War Does Not Stimulate the Economy
That is the only thing about this essay that I thought was missing. In simple economic terms, war is just a cost-shifting mechanism(the essay discussed this, but wasn't specific about the economic impact). A la the Henry Hazlitt example, if I break your window, it's true that I have just provided business for the glass manufacturer up the street. You will have to pay the glass manufacturer money to replace the window. On the other hand, if I had NOT broken your window, you would have had extra money to spend on other things -- going to dinner, buying a new suit, or whatever. All war does is shift the money out of your pocket and into the pocket of the glass(munitions, army supplies) manufacturer.
If war were actually stimulating to the economy, that would be a reason( however weak) to support it. In reality, war just destroys; it does not produce anything, and it siphons money, labor and materials away from productive concerns to support its existence.

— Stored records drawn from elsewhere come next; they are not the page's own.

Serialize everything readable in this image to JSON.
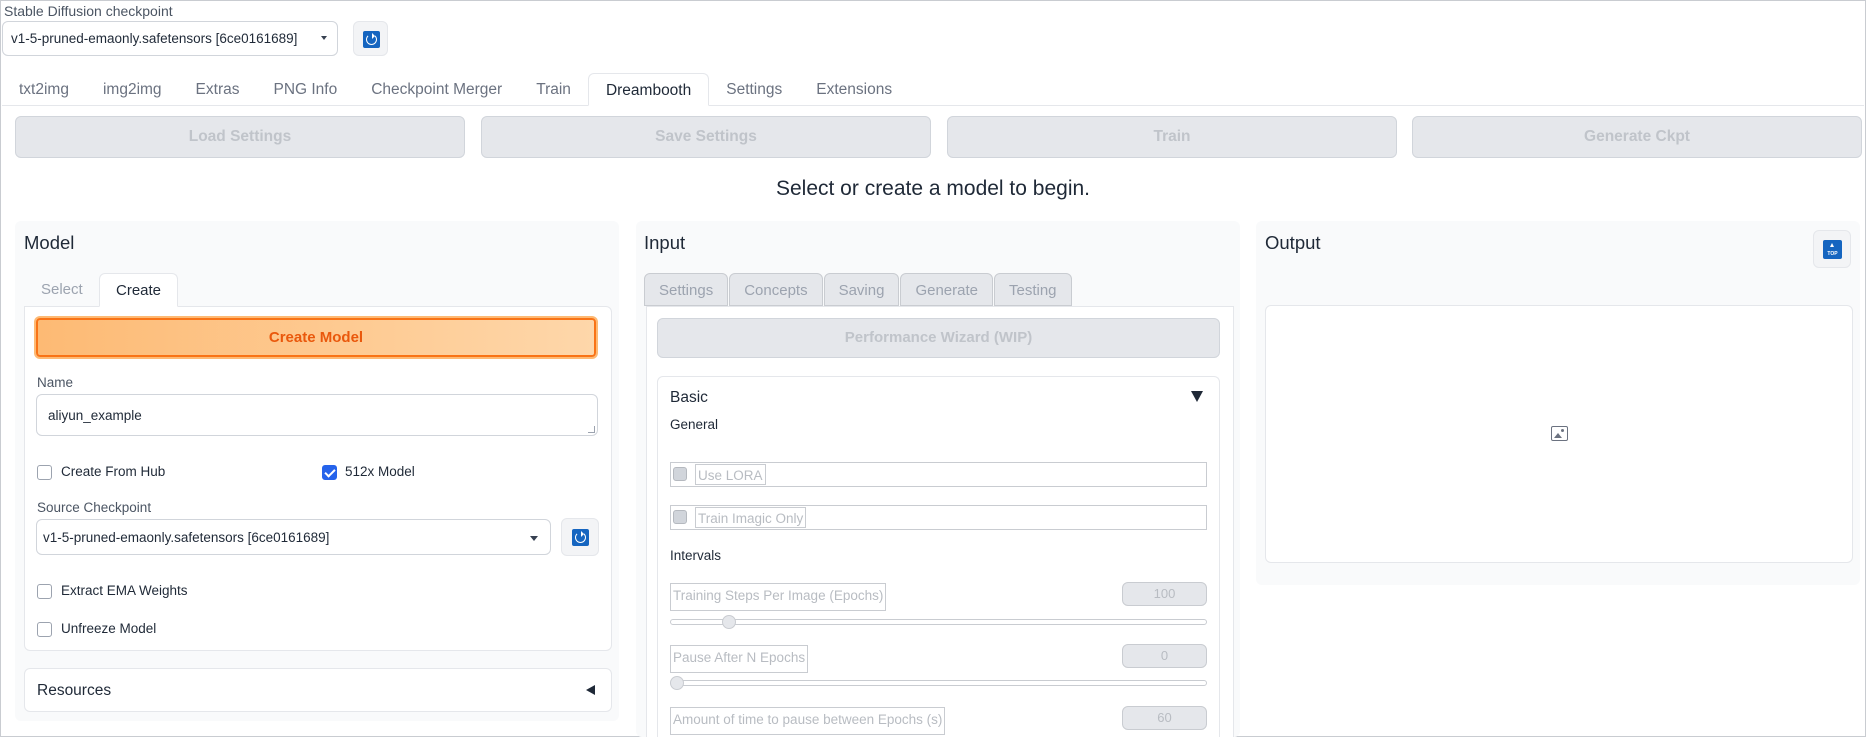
{
  "checkpoint": {
    "label": "Stable Diffusion checkpoint",
    "selected": "v1-5-pruned-emaonly.safetensors [6ce0161689]"
  },
  "main_tabs": [
    "txt2img",
    "img2img",
    "Extras",
    "PNG Info",
    "Checkpoint Merger",
    "Train",
    "Dreambooth",
    "Settings",
    "Extensions"
  ],
  "main_tabs_active": "Dreambooth",
  "actions": {
    "load": "Load Settings",
    "save": "Save Settings",
    "train": "Train",
    "generate": "Generate Ckpt"
  },
  "info_text": "Select or create a model to begin.",
  "model": {
    "title": "Model",
    "tabs": {
      "select": "Select",
      "create": "Create"
    },
    "create_button": "Create Model",
    "name_label": "Name",
    "name_value": "aliyun_example",
    "create_from_hub": {
      "label": "Create From Hub",
      "checked": false
    },
    "model_512": {
      "label": "512x Model",
      "checked": true
    },
    "source_label": "Source Checkpoint",
    "source_value": "v1-5-pruned-emaonly.safetensors [6ce0161689]",
    "extract_ema": {
      "label": "Extract EMA Weights",
      "checked": false
    },
    "unfreeze": {
      "label": "Unfreeze Model",
      "checked": false
    },
    "resources": "Resources"
  },
  "input": {
    "title": "Input",
    "tabs": [
      "Settings",
      "Concepts",
      "Saving",
      "Generate",
      "Testing"
    ],
    "wizard_button": "Performance Wizard (WIP)",
    "basic_title": "Basic",
    "general_label": "General",
    "use_lora": "Use LORA",
    "train_imagic": "Train Imagic Only",
    "intervals_label": "Intervals",
    "sliders": [
      {
        "label": "Training Steps Per Image (Epochs)",
        "value": "100",
        "fraction": 0.1
      },
      {
        "label": "Pause After N Epochs",
        "value": "0",
        "fraction": 0.0
      },
      {
        "label": "Amount of time to pause between Epochs (s)",
        "value": "60",
        "fraction": 0.0
      }
    ]
  },
  "output": {
    "title": "Output",
    "top_icon": "TOP"
  },
  "icons": {
    "refresh": "refresh-icon",
    "image_placeholder": "image-icon",
    "scroll_top": "scroll-top-icon"
  },
  "colors": {
    "accent": "#f97316",
    "primary_blue": "#1565c0",
    "checkbox_blue": "#2563eb"
  }
}
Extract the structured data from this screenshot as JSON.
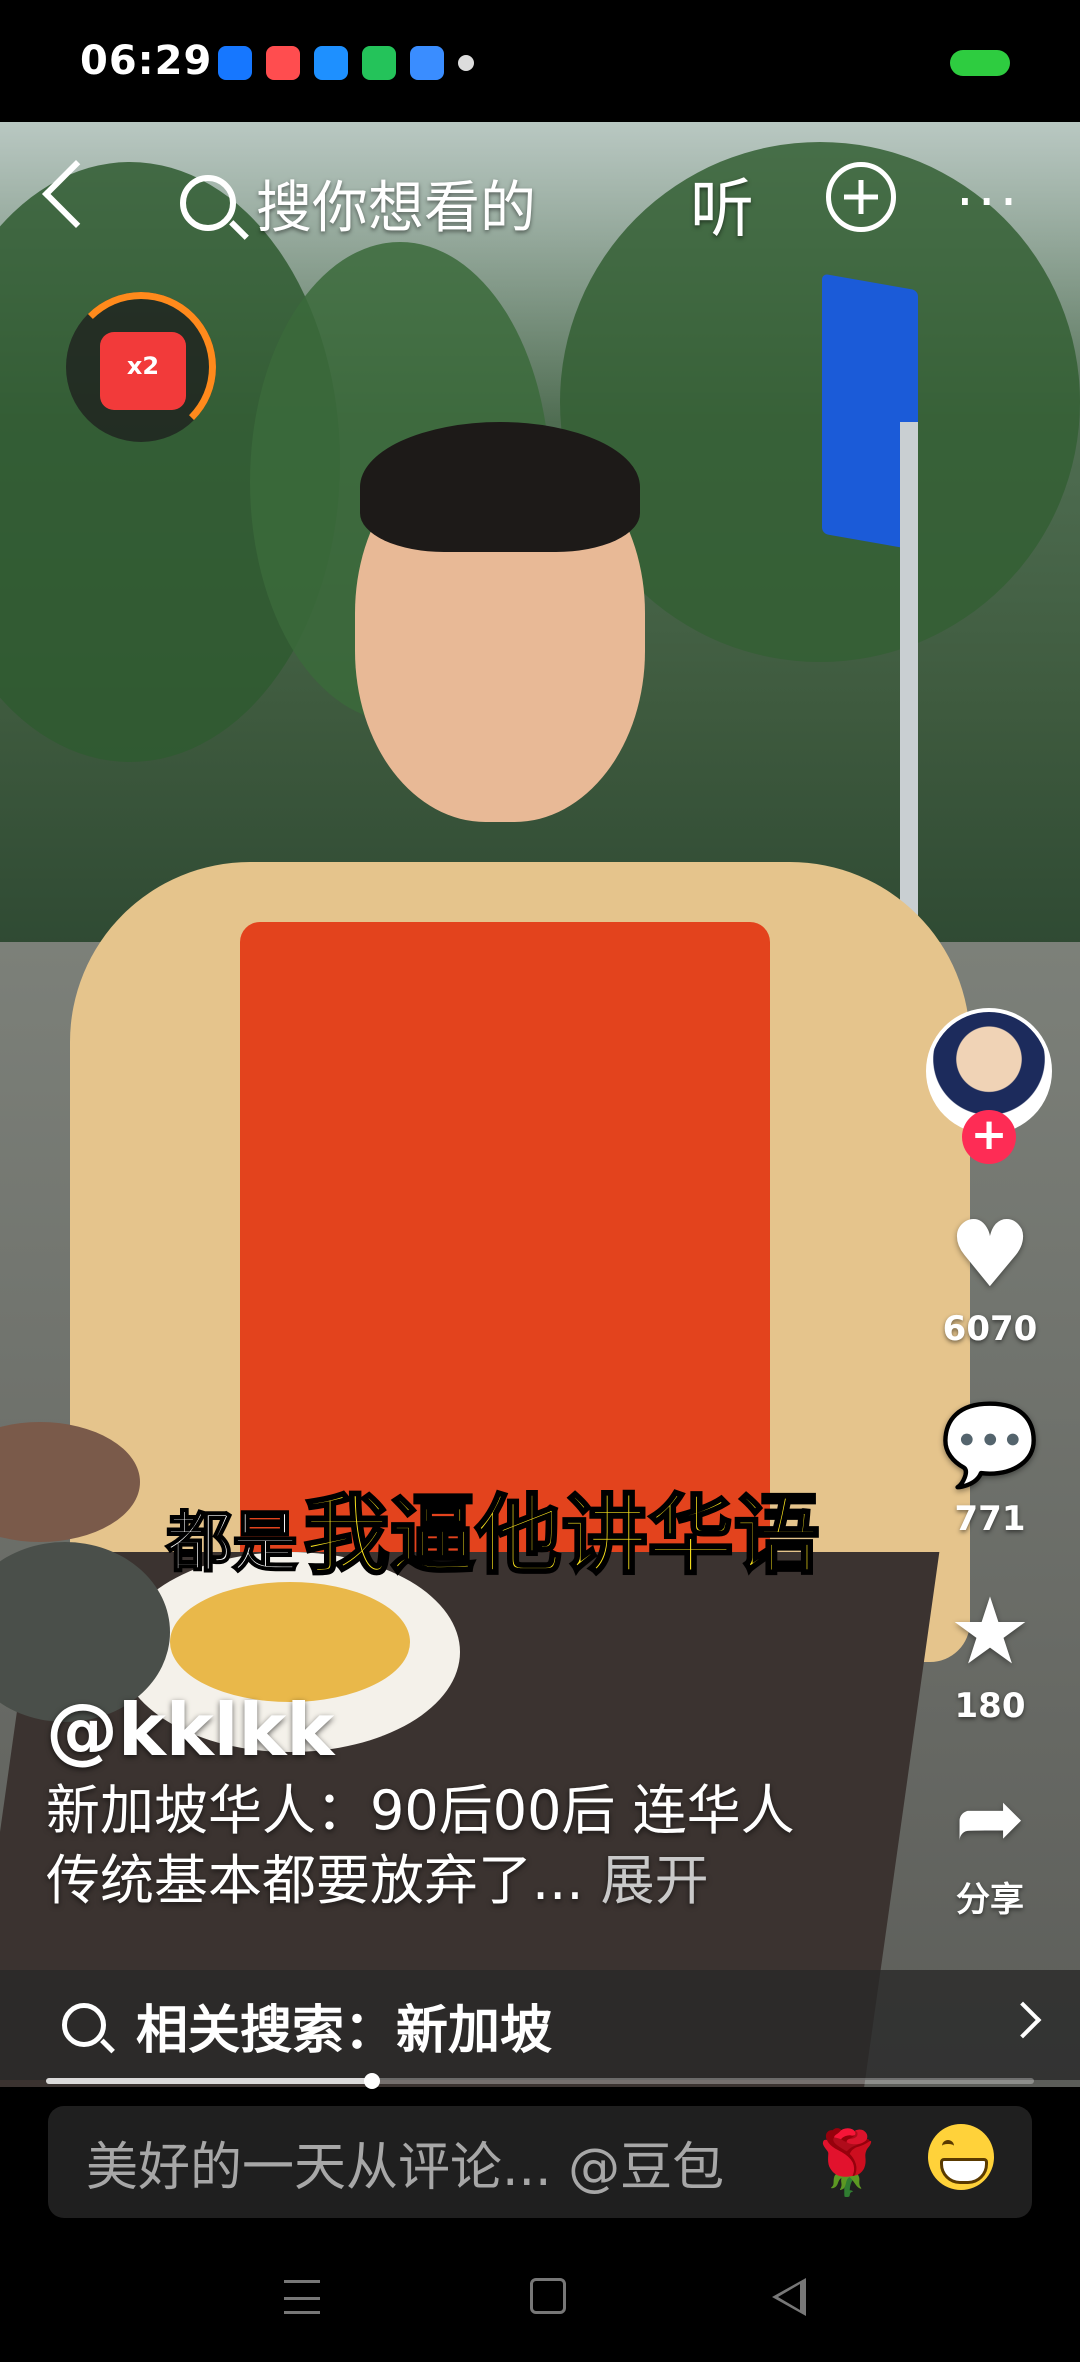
{
  "status_bar": {
    "time": "06:29",
    "app_icons": [
      {
        "name": "alipay-icon",
        "color": "#1677ff",
        "glyph": "支"
      },
      {
        "name": "video-icon",
        "color": "#ff4d4f",
        "glyph": "▶"
      },
      {
        "name": "browser-icon",
        "color": "#1e90ff",
        "glyph": "◆"
      },
      {
        "name": "wallet-icon",
        "color": "#24c35a",
        "glyph": "▯"
      },
      {
        "name": "weather-icon",
        "color": "#3a8dff",
        "glyph": "☁"
      }
    ]
  },
  "top_bar": {
    "search_placeholder": "搜你想看的",
    "listen_label": "听",
    "more_label": "···"
  },
  "red_packet": {
    "multiplier_label": "x2"
  },
  "actions": {
    "likes": "6070",
    "comments": "771",
    "favorites": "180",
    "share_label": "分享",
    "follow_label": "+"
  },
  "subtitle": {
    "plain": "都是",
    "highlight": "我逼他讲华语"
  },
  "post": {
    "author": "@kklkk",
    "caption": "新加坡华人：90后00后 连华人传统基本都要放弃了...",
    "expand_label": "展开"
  },
  "related_search": {
    "text": "相关搜索：新加坡"
  },
  "playback": {
    "progress_fraction": 0.33
  },
  "comment_bar": {
    "placeholder": "美好的一天从评论... @豆包",
    "rose_glyph": "🌹"
  },
  "colors": {
    "accent": "#fe2c55",
    "subtitle_highlight": "#f8e21c",
    "apron": "#e3431d"
  }
}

I think this man's idea of conscripting industry before we conscript the men and women who fight is brilliant. Too bad it will never happen. But, if the costs of war were laid out, and major industries were forced to donate large amounts of capital and supplies to the endeavor, we'd never have a war again. As he pointed out, lives are expendable, and so are taxpayer dollars. It all goes to fund the cost-shifting of money into the pants-pockets of the powerful industrialists.